Now we are ready to create a csound-file. The function renderCsd creates a String that contains the description of our music. We can save it to a file and compile it with our csound wizard.

renderCsd :: [SigOut] -> StringSource

Renders Csound file.


Some colors to paint our soundscapes.


Frequently used combinations of opcodes.

module Csound.Air


We can set some csound options.

renderCsdBy :: CsdOptions -> [SigOut] -> StringSource

Renders Csound file with options.

data CsdOptions Source

Csound options. The default value is

 instance Default CsdOptions where
     def = CsdOptions 
             { csdFlags = ""
             , csdRate  = 44100
             , csdBlockSize = 64
             , csdSeed = Nothing
             , csdInitc7 = []
             , csdEffect = mixing
             , csdKrate  = ["linseg", "expseg", "linsegr", "expsegr", "linen", "linenr", "envlpx"],
             , tabResolution = 8192 }  -- should be power of 2

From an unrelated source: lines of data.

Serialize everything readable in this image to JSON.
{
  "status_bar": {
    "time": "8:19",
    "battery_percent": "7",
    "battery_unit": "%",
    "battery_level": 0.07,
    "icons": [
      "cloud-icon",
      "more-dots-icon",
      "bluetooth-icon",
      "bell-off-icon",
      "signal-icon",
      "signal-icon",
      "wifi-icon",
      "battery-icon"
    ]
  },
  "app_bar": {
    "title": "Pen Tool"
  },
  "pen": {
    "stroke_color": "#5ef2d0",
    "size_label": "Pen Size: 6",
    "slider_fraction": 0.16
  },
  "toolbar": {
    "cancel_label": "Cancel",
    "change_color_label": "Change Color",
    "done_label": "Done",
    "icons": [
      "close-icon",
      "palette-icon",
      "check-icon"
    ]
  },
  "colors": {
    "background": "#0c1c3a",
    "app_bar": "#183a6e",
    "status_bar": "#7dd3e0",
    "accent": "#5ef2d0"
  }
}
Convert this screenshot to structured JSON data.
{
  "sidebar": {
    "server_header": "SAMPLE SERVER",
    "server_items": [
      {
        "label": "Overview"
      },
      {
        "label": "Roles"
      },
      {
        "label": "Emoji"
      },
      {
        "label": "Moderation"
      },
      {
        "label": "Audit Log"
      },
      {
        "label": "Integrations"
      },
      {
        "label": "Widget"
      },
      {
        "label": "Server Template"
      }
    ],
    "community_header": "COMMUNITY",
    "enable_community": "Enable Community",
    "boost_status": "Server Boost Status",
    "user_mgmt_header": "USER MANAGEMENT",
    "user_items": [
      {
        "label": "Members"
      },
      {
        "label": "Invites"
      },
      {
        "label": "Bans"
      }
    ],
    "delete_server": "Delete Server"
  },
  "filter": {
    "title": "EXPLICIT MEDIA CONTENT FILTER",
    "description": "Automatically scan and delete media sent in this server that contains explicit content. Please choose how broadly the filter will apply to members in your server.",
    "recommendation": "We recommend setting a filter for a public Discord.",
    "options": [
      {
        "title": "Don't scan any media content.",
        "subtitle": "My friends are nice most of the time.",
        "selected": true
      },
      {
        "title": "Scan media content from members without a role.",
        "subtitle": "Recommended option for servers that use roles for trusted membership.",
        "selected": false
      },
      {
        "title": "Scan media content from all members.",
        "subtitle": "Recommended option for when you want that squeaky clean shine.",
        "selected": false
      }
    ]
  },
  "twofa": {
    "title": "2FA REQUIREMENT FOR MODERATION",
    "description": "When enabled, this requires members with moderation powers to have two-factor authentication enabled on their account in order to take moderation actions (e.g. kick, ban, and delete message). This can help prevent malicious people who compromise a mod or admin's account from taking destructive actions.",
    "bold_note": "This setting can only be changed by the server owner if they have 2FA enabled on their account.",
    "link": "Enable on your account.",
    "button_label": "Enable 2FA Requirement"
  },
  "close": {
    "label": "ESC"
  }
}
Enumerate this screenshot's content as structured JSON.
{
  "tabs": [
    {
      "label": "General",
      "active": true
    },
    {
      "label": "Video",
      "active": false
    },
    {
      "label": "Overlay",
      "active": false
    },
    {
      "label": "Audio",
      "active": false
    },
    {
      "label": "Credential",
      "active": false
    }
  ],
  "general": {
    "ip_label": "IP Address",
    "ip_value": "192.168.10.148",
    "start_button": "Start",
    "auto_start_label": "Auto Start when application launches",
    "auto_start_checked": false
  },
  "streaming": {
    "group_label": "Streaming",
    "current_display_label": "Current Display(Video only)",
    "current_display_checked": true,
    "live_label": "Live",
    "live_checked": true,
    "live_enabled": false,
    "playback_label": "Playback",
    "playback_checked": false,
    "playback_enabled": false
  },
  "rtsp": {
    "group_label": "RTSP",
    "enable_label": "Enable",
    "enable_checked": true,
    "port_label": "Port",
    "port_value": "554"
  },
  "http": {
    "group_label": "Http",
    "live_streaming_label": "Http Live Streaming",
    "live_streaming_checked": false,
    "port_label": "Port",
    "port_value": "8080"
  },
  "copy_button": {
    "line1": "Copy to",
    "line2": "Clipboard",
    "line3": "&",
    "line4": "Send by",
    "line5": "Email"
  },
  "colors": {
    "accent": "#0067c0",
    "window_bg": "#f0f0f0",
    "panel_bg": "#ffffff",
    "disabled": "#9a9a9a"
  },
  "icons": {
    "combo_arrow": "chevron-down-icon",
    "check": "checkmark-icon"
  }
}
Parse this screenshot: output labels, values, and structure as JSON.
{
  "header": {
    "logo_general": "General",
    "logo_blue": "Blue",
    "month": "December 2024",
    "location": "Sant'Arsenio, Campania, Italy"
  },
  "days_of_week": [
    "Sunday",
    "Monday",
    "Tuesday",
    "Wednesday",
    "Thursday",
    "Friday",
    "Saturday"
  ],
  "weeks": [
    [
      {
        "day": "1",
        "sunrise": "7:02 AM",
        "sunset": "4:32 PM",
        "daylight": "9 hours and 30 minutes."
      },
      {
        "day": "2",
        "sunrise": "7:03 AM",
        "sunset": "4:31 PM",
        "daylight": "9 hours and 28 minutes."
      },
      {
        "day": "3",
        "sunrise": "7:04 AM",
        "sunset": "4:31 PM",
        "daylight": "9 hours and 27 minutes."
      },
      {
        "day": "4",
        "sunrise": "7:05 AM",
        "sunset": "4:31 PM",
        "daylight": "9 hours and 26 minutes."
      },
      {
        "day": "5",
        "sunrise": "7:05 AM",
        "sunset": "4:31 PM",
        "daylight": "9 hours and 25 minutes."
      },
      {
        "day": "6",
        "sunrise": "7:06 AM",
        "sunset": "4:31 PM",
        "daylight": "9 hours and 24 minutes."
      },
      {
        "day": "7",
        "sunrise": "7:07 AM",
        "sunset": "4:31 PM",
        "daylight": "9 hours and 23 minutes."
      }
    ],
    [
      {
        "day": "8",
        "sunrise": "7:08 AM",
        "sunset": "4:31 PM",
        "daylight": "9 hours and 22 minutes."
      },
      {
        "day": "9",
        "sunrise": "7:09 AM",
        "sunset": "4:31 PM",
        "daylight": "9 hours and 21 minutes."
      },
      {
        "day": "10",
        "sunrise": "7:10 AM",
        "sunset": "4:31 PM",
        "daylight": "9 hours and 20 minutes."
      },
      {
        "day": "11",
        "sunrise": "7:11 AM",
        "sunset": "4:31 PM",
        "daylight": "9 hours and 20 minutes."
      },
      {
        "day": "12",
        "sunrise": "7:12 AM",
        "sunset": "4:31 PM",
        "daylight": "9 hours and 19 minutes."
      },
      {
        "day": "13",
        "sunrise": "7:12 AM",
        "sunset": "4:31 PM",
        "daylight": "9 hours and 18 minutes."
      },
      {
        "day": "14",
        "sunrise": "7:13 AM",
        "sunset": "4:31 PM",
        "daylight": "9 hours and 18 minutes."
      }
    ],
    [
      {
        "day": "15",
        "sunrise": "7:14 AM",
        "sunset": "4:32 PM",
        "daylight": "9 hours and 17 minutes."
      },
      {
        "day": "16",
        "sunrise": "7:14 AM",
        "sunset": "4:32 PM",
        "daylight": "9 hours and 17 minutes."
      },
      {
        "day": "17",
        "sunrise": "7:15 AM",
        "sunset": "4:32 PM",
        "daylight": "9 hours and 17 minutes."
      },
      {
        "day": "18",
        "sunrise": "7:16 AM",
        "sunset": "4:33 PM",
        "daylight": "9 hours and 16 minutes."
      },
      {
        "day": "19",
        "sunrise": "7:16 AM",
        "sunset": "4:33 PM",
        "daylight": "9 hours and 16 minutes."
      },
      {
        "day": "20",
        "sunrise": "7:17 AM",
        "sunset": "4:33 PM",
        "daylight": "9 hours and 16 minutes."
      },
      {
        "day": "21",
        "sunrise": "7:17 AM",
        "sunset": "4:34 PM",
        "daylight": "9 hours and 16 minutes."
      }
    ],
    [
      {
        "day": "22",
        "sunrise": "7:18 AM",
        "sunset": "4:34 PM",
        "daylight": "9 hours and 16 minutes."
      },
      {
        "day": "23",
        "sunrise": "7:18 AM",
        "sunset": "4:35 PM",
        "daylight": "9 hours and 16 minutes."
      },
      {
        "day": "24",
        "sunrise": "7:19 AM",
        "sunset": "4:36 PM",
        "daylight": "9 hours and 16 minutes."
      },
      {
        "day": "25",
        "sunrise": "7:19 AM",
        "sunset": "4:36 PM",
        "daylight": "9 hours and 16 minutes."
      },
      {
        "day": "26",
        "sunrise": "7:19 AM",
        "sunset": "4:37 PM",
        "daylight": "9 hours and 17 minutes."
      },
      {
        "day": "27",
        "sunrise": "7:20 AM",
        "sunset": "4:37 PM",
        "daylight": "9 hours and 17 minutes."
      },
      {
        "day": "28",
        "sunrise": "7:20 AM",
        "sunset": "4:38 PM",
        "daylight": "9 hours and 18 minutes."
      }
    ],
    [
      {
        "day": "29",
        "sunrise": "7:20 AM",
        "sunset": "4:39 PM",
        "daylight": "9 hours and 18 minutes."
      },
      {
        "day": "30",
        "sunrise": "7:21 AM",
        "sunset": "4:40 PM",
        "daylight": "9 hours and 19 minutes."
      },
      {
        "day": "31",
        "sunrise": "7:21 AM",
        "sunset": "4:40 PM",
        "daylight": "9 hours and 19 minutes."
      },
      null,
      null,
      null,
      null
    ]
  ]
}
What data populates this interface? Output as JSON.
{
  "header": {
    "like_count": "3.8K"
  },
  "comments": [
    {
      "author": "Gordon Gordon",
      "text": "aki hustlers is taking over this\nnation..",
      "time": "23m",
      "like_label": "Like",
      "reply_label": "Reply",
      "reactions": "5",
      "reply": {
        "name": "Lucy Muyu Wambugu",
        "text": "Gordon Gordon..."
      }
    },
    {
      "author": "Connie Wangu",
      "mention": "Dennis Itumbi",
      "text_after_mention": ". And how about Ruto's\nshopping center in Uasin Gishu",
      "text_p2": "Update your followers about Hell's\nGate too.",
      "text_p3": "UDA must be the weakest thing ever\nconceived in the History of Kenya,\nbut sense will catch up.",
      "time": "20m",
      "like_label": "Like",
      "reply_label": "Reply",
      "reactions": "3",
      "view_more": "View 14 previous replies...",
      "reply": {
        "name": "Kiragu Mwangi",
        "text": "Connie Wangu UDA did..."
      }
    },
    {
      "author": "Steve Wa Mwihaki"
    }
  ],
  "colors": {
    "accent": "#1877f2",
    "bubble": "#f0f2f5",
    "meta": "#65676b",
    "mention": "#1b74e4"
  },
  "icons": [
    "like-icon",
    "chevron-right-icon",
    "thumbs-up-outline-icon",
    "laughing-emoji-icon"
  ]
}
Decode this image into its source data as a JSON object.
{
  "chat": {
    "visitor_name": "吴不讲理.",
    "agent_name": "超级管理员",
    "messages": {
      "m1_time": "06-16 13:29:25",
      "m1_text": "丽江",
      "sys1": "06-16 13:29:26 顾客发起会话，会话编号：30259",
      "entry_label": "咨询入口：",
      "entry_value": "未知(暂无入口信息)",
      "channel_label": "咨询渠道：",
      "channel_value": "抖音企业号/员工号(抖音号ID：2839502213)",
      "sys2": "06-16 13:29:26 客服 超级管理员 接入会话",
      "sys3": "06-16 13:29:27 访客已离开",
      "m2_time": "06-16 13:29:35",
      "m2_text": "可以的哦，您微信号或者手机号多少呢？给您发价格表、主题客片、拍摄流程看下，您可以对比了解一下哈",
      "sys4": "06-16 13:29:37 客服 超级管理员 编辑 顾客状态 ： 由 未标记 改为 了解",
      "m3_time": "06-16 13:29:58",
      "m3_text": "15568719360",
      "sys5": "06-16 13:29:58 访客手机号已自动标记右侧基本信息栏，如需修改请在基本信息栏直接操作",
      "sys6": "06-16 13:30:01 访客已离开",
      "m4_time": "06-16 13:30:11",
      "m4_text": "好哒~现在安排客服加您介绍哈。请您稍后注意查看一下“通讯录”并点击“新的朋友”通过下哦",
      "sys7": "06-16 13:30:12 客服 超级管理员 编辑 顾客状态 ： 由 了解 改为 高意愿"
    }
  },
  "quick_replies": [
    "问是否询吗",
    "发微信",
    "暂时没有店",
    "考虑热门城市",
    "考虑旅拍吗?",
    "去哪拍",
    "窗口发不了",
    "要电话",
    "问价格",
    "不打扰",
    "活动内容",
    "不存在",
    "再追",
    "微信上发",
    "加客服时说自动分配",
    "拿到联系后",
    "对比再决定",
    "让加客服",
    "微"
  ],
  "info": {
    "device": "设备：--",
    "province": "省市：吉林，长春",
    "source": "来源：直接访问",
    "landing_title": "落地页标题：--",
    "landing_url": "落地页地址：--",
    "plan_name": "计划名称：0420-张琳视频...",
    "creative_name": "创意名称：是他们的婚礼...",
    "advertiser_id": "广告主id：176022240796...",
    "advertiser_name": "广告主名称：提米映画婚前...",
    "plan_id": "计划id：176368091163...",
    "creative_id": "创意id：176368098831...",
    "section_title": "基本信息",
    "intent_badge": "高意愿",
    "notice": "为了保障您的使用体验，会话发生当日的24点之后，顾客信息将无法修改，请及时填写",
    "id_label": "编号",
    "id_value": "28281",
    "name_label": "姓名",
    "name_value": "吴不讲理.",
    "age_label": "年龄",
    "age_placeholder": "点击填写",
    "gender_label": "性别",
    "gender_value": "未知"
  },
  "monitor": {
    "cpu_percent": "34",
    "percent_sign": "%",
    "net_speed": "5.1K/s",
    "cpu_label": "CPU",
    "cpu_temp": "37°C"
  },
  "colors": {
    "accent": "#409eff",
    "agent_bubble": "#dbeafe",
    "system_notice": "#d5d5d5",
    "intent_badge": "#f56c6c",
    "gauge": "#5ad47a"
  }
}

mixing :: [[Sig]] -> OutsSource

Sums signals for every channel.

mixingBy :: ([Sig] -> Outs) -> [[Sig]] -> OutsSource

Sums signals for every channel and the processes the output with the given function.